Illinois Supreme Court Chief Justice Thomas Kilbride said Illinois media outlets will have to follow several pages of rules. Even then, there is no guarantee the technology will be allowed for all trials. The state's 23 circuit courts can decide if they want to allow cameras and microphones.
"This experiment has got to be done on a voluntary basis," Kilbride said. "If people are going to object, the trial judge will probably say 'No.' It's got to be a consensual kind of thing."
Robert Loeb, who is a criminal defense attorney in Chicago and an instructor at DePaul's law school, said that on balance it will be good to have cameras in the courtroom
But he worried that selective use of trial clips in newscasts could be a problem for the accused.
"Let's assume that I've got an innocent client, and let's assume that he gets found not guilty. The infamy that comes from the coverage of a criminal trial is not going to help that person's life," Loeb said.
The chief judge in Cook County said he supports cameras in the courtroom and intends to apply to be part of the program.
But others are more hesitant.

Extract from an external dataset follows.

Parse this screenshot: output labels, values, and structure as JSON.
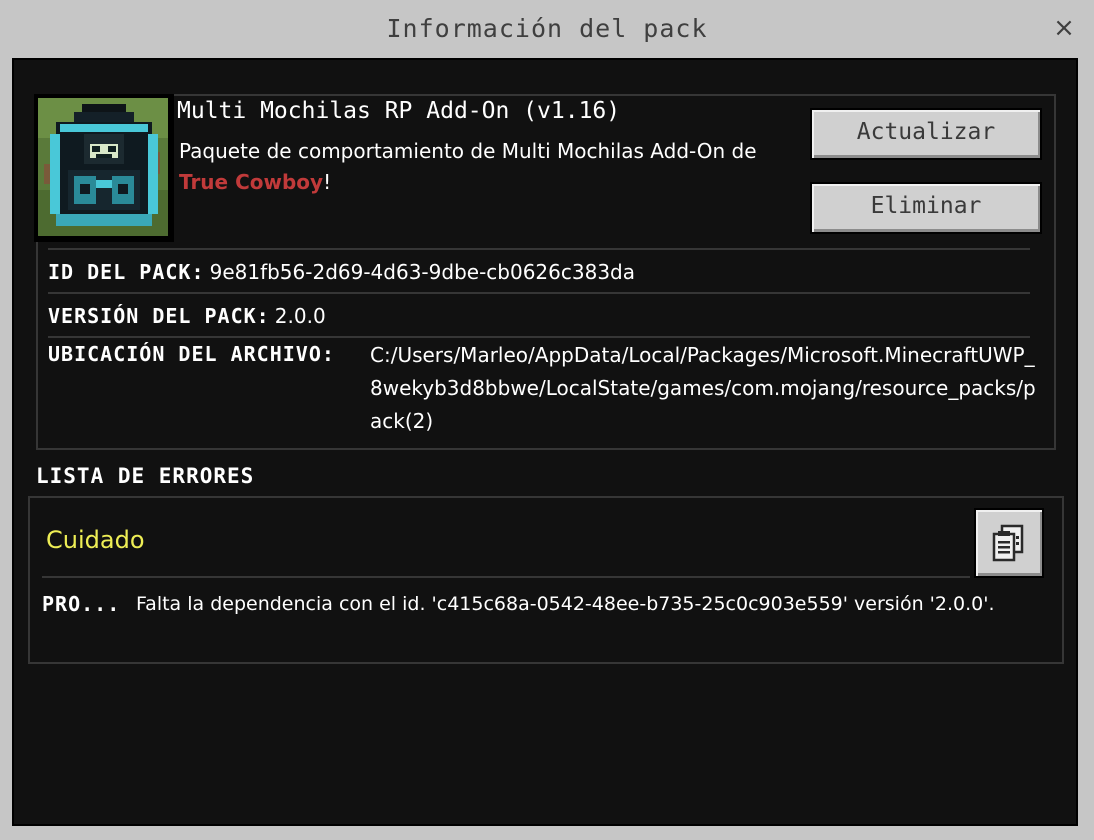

The Chief Judges of the circuit courts based in Piatt County and Madison County each said they need to discuss the matter with colleagues first.
Iowa has allowed cameras in its courtrooms since 1979. Neighboring Missouri allows it too, as does Wisconsin.
Thanks to Illinois Public Radio